Amorphous Silicon Thin-Film
- Atoms Arranged Randomly: Amorphous silicon does not have a well-defined crystalline structure; instead, its atoms are arranged randomly. This lack of a specific crystal lattice makes it distinct from crystalline silicon forms.
- Least Efficient: Amorphous silicon thin-film solar cells are generally less efficient in converting sunlight into electricity compared to crystalline silicon counterparts. The random arrangement of atoms and the absence of a crystalline structure contribute to a lower efficiency level.
- Lowest Production Costs: One of the key advantages of amorphous silicon thin-film technology is its lower production costs. The manufacturing process involves depositing a thin layer of amorphous silicon on various substrates, such as glass or flexible materials, using techniques like chemical vapor deposition (CVD) or physical vapor deposition (PVD). This allows for cost-effective, large-scale production.

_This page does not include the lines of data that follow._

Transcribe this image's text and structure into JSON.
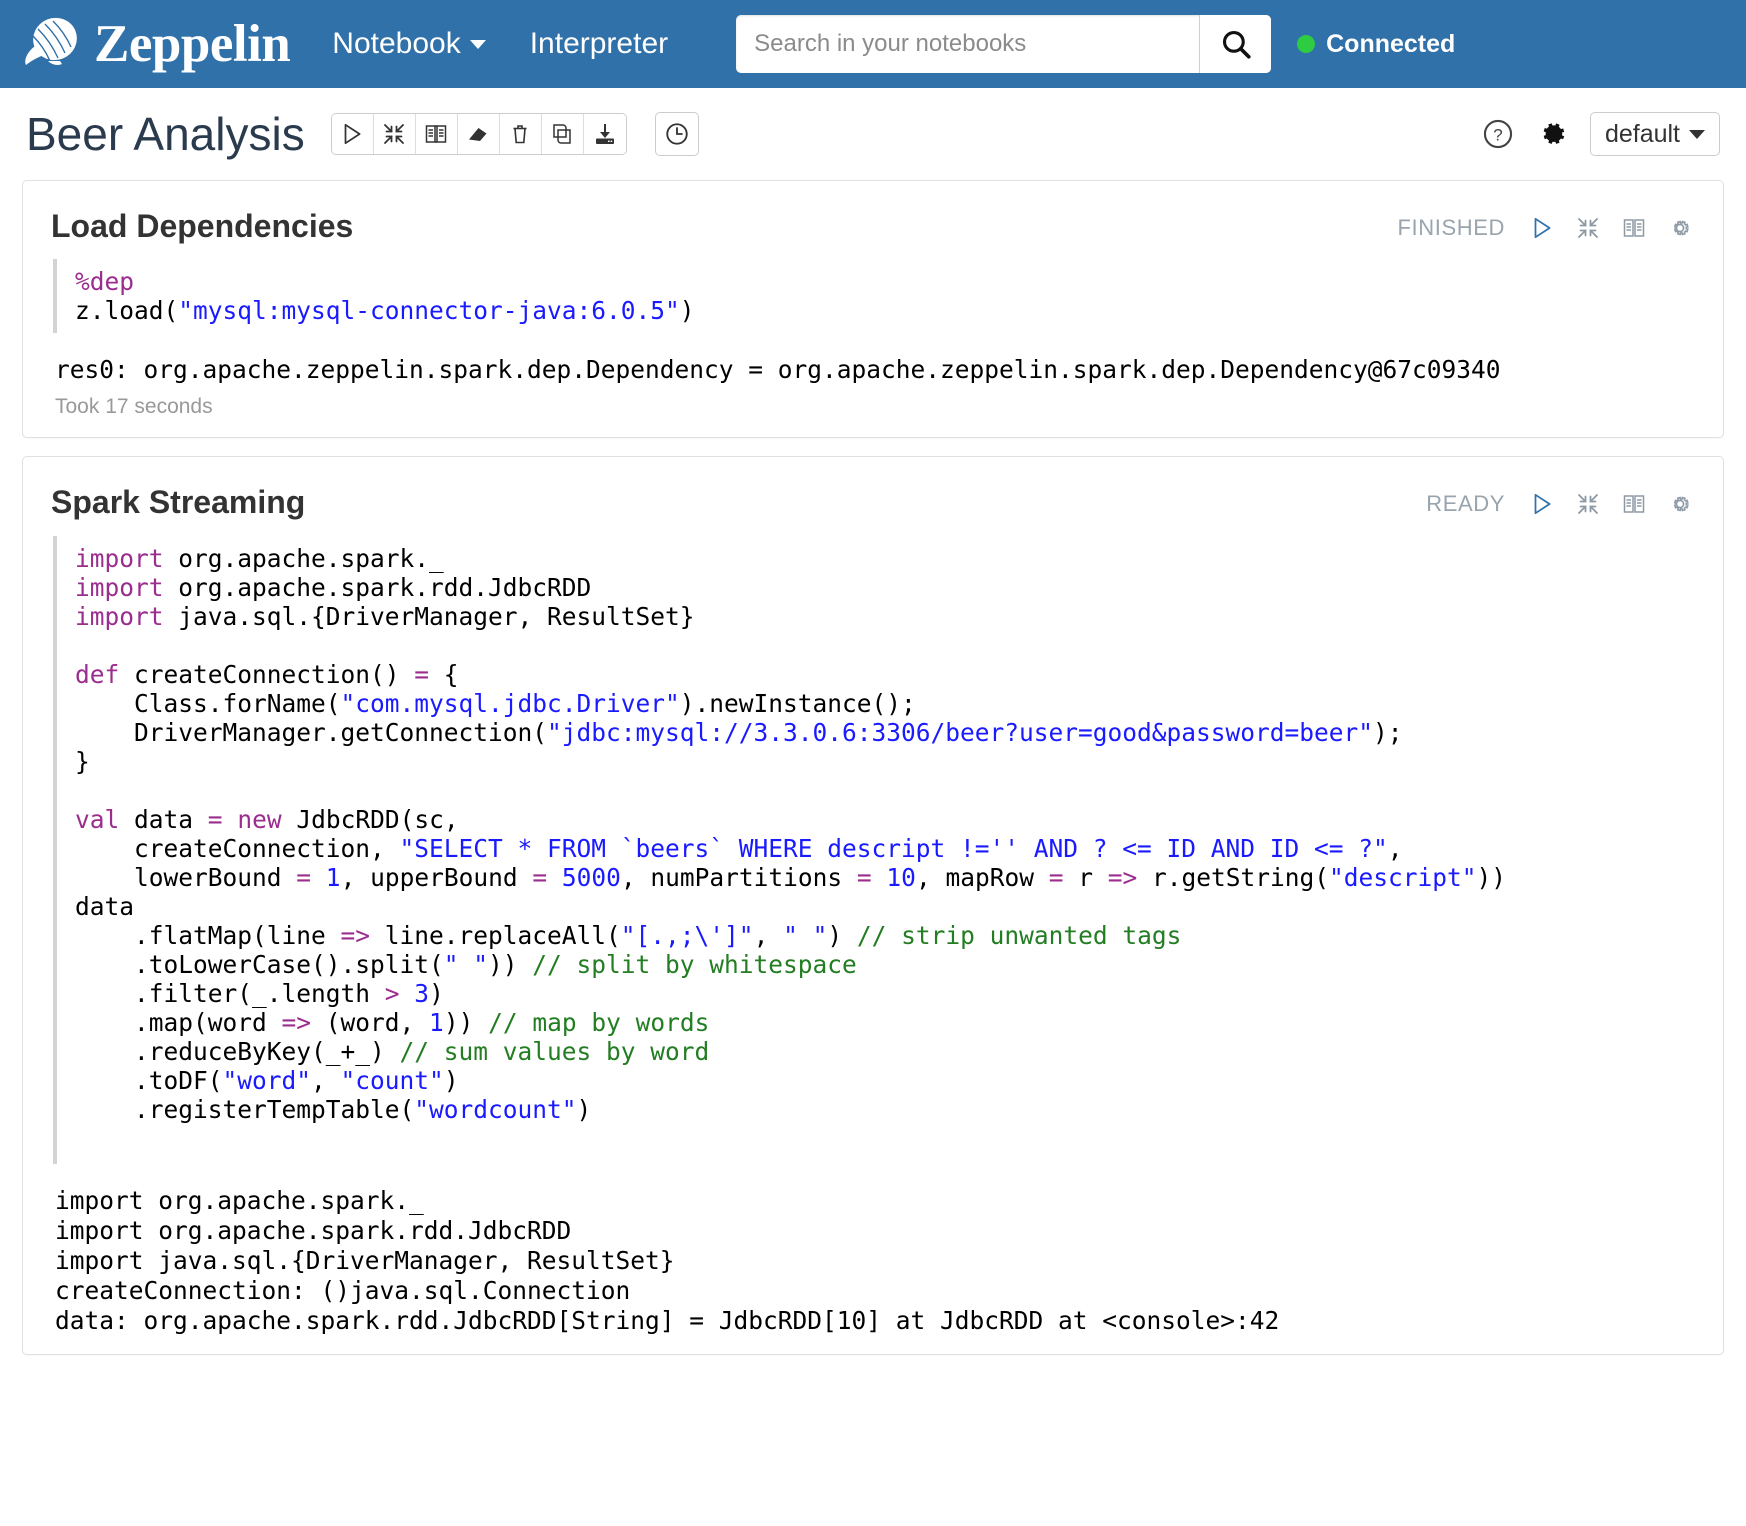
{
  "navbar": {
    "brand": "Zeppelin",
    "logo_icon": "zeppelin-airship-icon",
    "links": [
      {
        "label": "Notebook",
        "has_caret": true
      },
      {
        "label": "Interpreter",
        "has_caret": false
      }
    ],
    "search": {
      "placeholder": "Search in your notebooks",
      "value": "",
      "icon": "search-icon"
    },
    "connection": {
      "label": "Connected",
      "status_color": "#2ecc40"
    },
    "background_color": "#3071a9"
  },
  "note_header": {
    "title": "Beer Analysis",
    "toolbar": [
      {
        "name": "run-all-paragraphs",
        "icon": "play-icon"
      },
      {
        "name": "toggle-all-editors",
        "icon": "collapse-arrows-icon"
      },
      {
        "name": "toggle-all-output",
        "icon": "book-icon"
      },
      {
        "name": "clear-all-output",
        "icon": "eraser-icon"
      },
      {
        "name": "remove-notebook",
        "icon": "trash-icon"
      },
      {
        "name": "clone-notebook",
        "icon": "copy-icon"
      },
      {
        "name": "export-notebook",
        "icon": "download-icon"
      }
    ],
    "scheduler": {
      "name": "run-scheduler",
      "icon": "clock-icon"
    },
    "help": {
      "icon": "question-circle-icon"
    },
    "settings": {
      "icon": "gear-icon"
    },
    "interpreter_binding": {
      "selected": "default",
      "options": [
        "default"
      ]
    }
  },
  "paragraphs": [
    {
      "title": "Load Dependencies",
      "status": "FINISHED",
      "controls": [
        {
          "name": "run-paragraph",
          "icon": "play-icon"
        },
        {
          "name": "toggle-editor",
          "icon": "collapse-arrows-icon"
        },
        {
          "name": "toggle-output",
          "icon": "book-icon"
        },
        {
          "name": "paragraph-settings",
          "icon": "gear-icon"
        }
      ],
      "code_lines": [
        "%dep",
        "z.load(\"mysql:mysql-connector-java:6.0.5\")"
      ],
      "output": "res0: org.apache.zeppelin.spark.dep.Dependency = org.apache.zeppelin.spark.dep.Dependency@67c09340",
      "took": "Took 17 seconds"
    },
    {
      "title": "Spark Streaming",
      "status": "READY",
      "controls": [
        {
          "name": "run-paragraph",
          "icon": "play-icon"
        },
        {
          "name": "toggle-editor",
          "icon": "collapse-arrows-icon"
        },
        {
          "name": "toggle-output",
          "icon": "book-icon"
        },
        {
          "name": "paragraph-settings",
          "icon": "gear-icon"
        }
      ],
      "code_lines": [
        "import org.apache.spark._",
        "import org.apache.spark.rdd.JdbcRDD",
        "import java.sql.{DriverManager, ResultSet}",
        "",
        "def createConnection() = {",
        "    Class.forName(\"com.mysql.jdbc.Driver\").newInstance();",
        "    DriverManager.getConnection(\"jdbc:mysql://3.3.0.6:3306/beer?user=good&password=beer\");",
        "}",
        "",
        "val data = new JdbcRDD(sc,",
        "    createConnection, \"SELECT * FROM `beers` WHERE descript !='' AND ? <= ID AND ID <= ?\",",
        "    lowerBound = 1, upperBound = 5000, numPartitions = 10, mapRow = r => r.getString(\"descript\"))",
        "data",
        "    .flatMap(line => line.replaceAll(\"[.,;\\']\", \" \") // strip unwanted tags",
        "    .toLowerCase().split(\" \")) // split by whitespace",
        "    .filter(_.length > 3)",
        "    .map(word => (word, 1)) // map by words",
        "    .reduceByKey(_+_) // sum values by word",
        "    .toDF(\"word\", \"count\")",
        "    .registerTempTable(\"wordcount\")"
      ],
      "output_lines": [
        "import org.apache.spark._",
        "import org.apache.spark.rdd.JdbcRDD",
        "import java.sql.{DriverManager, ResultSet}",
        "createConnection: ()java.sql.Connection",
        "data: org.apache.spark.rdd.JdbcRDD[String] = JdbcRDD[10] at JdbcRDD at <console>:42"
      ]
    }
  ]
}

- Flexible and Lightweight: Amorphous silicon thin-film solar cells are often used in flexible and lightweight applications. The thin and flexible nature of these cells makes them suitable for integration into unconventional surfaces, such as curved or flexible materials, expanding their range of potential applications.
- Advantages in Low-Light Conditions: Amorphous silicon thin-film solar cells exhibit better performance in low-light conditions compared to crystalline silicon. This characteristic makes them suitable for certain environments, such as overcast days or locations with diffuse sunlight, where traditional solar cells may experience decreased efficiency.
- Potential for Building-Integrated Photovoltaics (BIPV): The flexibility and lightweight nature of amorphous silicon thin-film make it a candidate for building-integrated photovoltaics (BIPV), where solar cells are seamlessly integrated into building materials like windows, facades, or roofing.
- Ongoing Research for Efficiency Improvements: Researchers continue to explore ways to enhance the efficiency of amorphous silicon thin-film solar cells. Advances in material science and deposition techniques aim to improve the performance and competitiveness of this technology in the solar energy market.